Bicubic = sharpening, bilinear = smoothing just isn’t a good rule of thumb. It looks like the second kitty image in the post you linked to was interpolated using a bicubic interpolator with a Catmull-Rom kernel. If it had been a B-spline bicubic interpolator, for example, it would have been much smoother than the result from the bilinear. The Catmull-Rom kernel is actually sort of an odd duck as cubic kernels go, as it yields a C^1 continuous surface, making the result rather sharp, whereas most (maybe all) other popular cubic kernels yield a C^2 continuous surface.
It really comes down to the fact that weighted averaging over a 16x16 area will generally yield smoother results than weighted averaging over a 4x4 area, except in special cases.
Photoshop has three different bicubic interpolators, and I would guess that Catmull-Rom is one of them. B-spline is probably another, and I have no idea what the third is. (They may even be using BC-splines, which is a generalization of many popular splines, with hand-picked assignments of B and C - see http://www.cg.tuwien.ac.at/~theussl/DA/node11.html.) The thing is, which kernel is used for a “bicubic” interpolator will vary from photo package to photo package, which is what really kills the rule of thumb.

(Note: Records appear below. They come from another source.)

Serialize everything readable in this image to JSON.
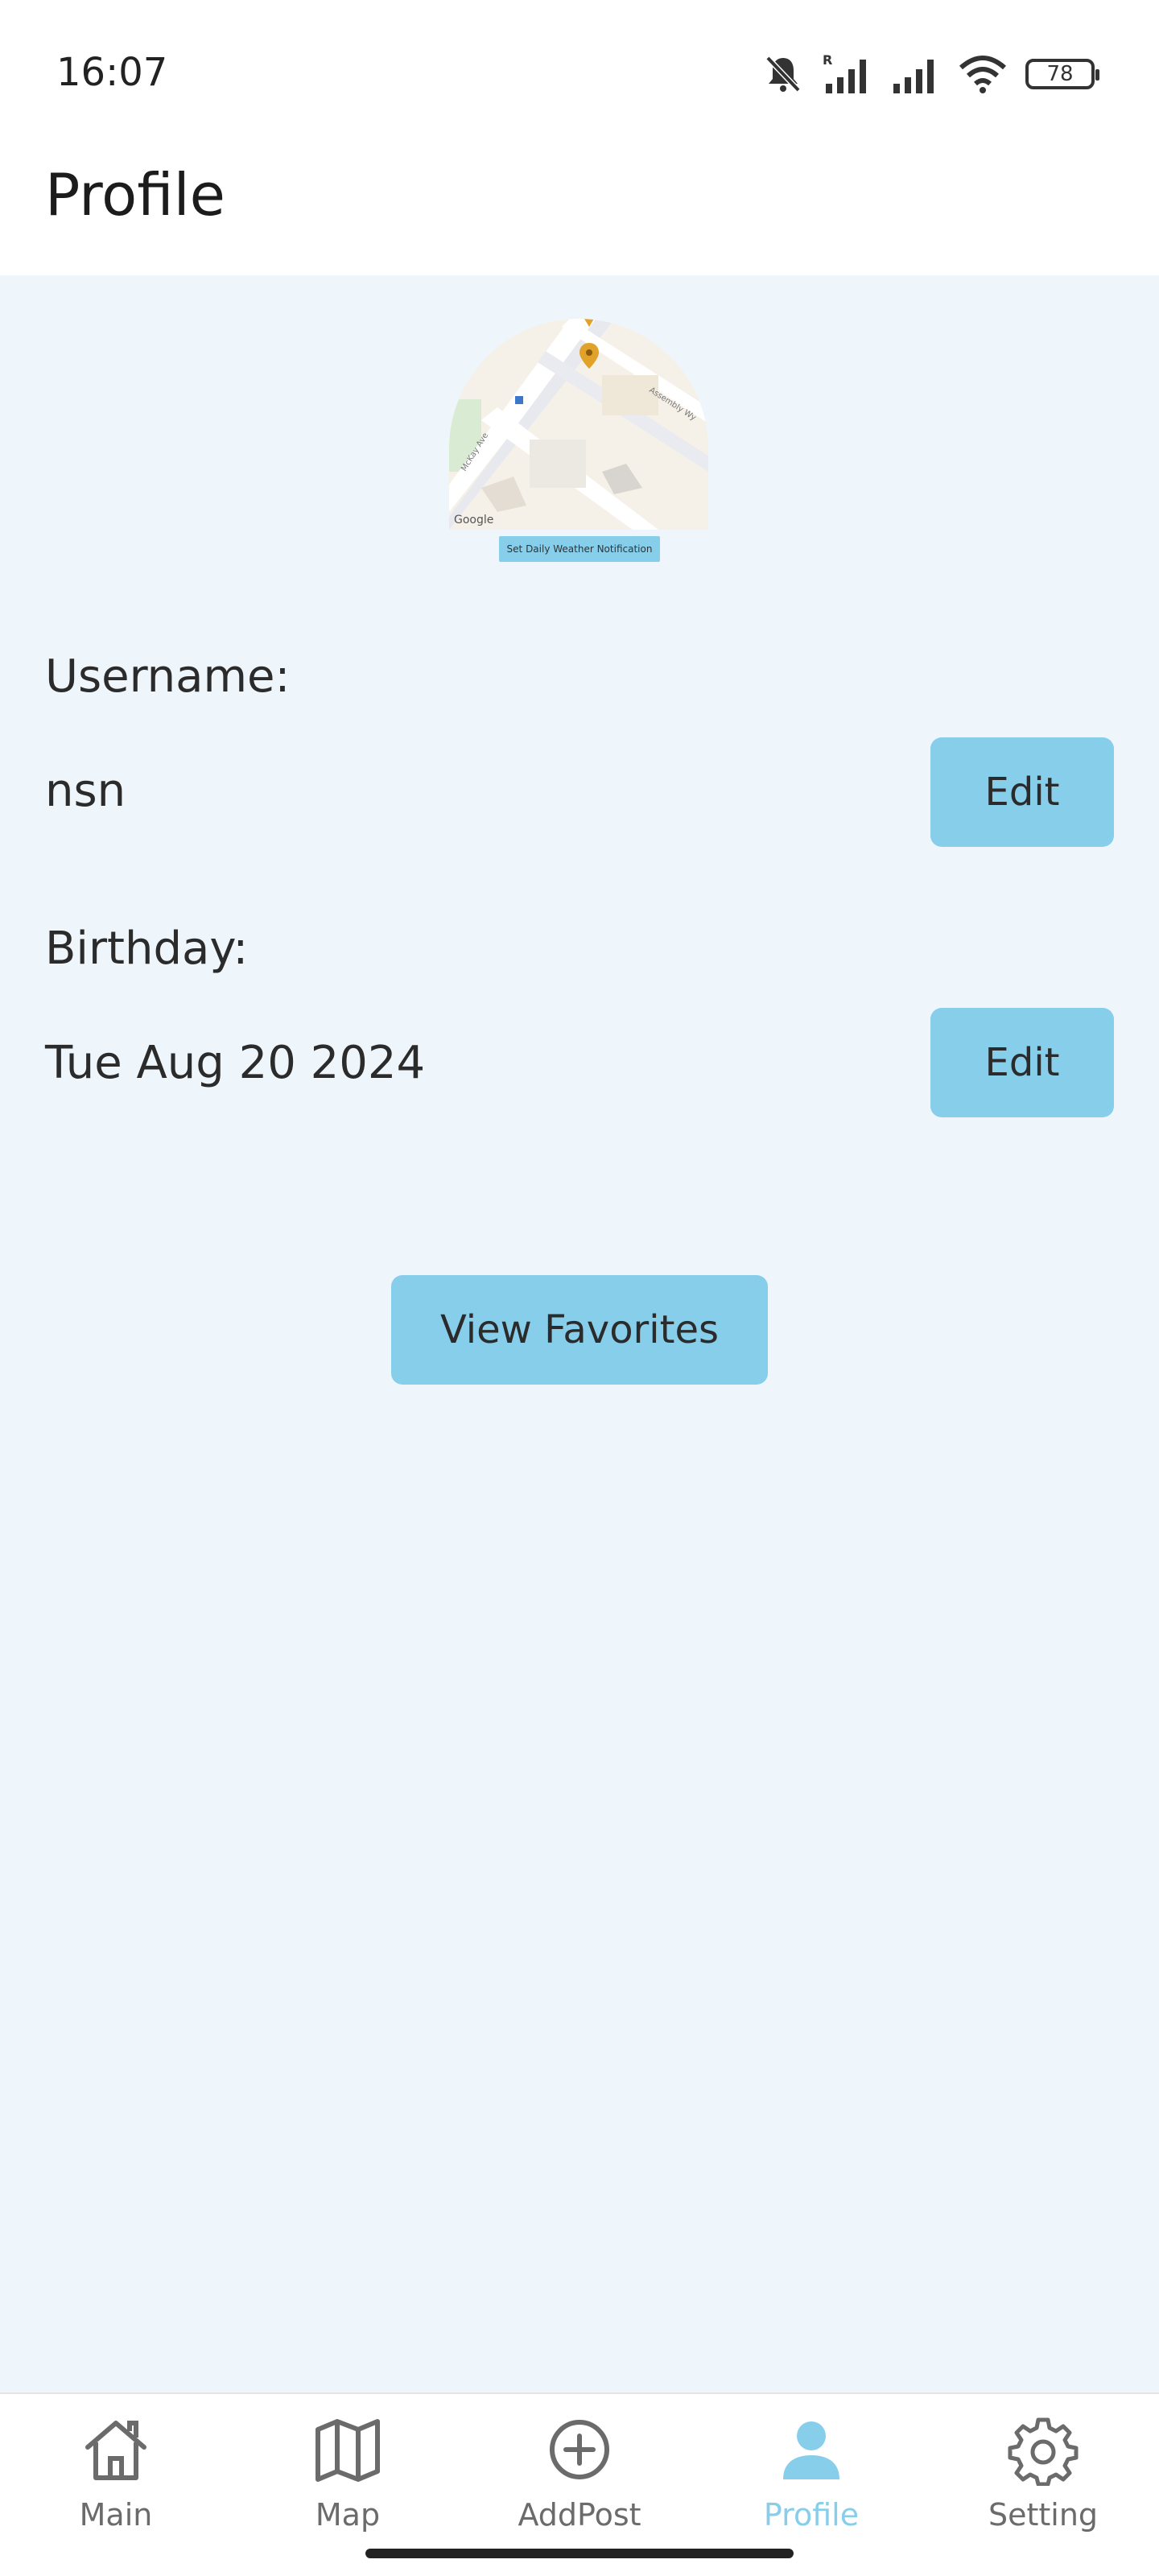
{
  "status_bar": {
    "time": "16:07",
    "battery": "78",
    "icons": [
      "silent-bell-icon",
      "signal-roaming-icon",
      "signal-icon",
      "wifi-icon",
      "battery-icon"
    ]
  },
  "header": {
    "title": "Profile"
  },
  "map": {
    "attribution": "Google",
    "icons": [
      "map-pin-icon"
    ],
    "notify_button": "Set Daily Weather Notification"
  },
  "profile": {
    "username_label": "Username:",
    "username_value": "nsn",
    "username_edit": "Edit",
    "birthday_label": "Birthday:",
    "birthday_value": "Tue Aug 20 2024",
    "birthday_edit": "Edit",
    "favorites_button": "View Favorites"
  },
  "colors": {
    "accent": "#87ceeb",
    "background": "#eef6fc",
    "nav_inactive": "#6b6b6b"
  },
  "nav": {
    "items": [
      {
        "label": "Main",
        "icon": "home-icon",
        "active": false
      },
      {
        "label": "Map",
        "icon": "map-icon",
        "active": false
      },
      {
        "label": "AddPost",
        "icon": "add-circle-icon",
        "active": false
      },
      {
        "label": "Profile",
        "icon": "person-icon",
        "active": true
      },
      {
        "label": "Setting",
        "icon": "gear-icon",
        "active": false
      }
    ]
  }
}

I’ll dig around for a page that demonstrates the difference between Catmull-Rom bicubic interpolation and B-spline bicubic interpolation. If I can’t find one, maybe I’ll make one.
lord trousers, take a look at the images in this post-- it’s the first link in the above entry:
There is absolutely a sharpening effect for bicubic, and a smoothing effect for bilinear.
The real question I have is: why don’t Firefox or IE implement the better resizing algorithms? It’s sad that client-resized images on the web look terrible, even they really don’t have to.
I agree with lord trousers - after resizing images up + down for nearly a decade, bicubic is usually best for up + bilinear for down, whether it’s Paint shop pro, photoshop, or coding in dot net.
To answer Ivy Mike, I’m guessing the browsers go for speed.
I once read that expanding an image, using photoshop, but only increasing it by 10% at a time produces dramatically better results, and indeed it does.
In fact, I just tried it on the reference image, and I believe it does produce better results than either method listed above: http://compucatedsolutions.com/Lenna.png. And that is actually 500%, with a size of 2589 x 2589. You can grab the action I used here (http://compucatedsolutions.com/imageupsize.atn), just keep tapping F10 till you get to the desired size.
I have used this to blow up legal size documents to poster size for print, and it has always worked like a charm.
I guess you forgot to mention scale2x and hq3x for pixel art, these are the generally best accepted algorithms for upscaling pixel art imagery, as they don’t suffer from blurriness.
for any other high-color image, it could be worth to mention Lanczos Interpolation, a great resampling algorithm that clearly surpasses Bicubic for any given image.
To be nitpicky, not always “Reducing images is a completely safe and rational operation”. When you are working with icon sizes, photographic images almost don’t work and pixel art is mangled slightly beyond recognition. It’s that pixel-grid from the cleartype discussions, again.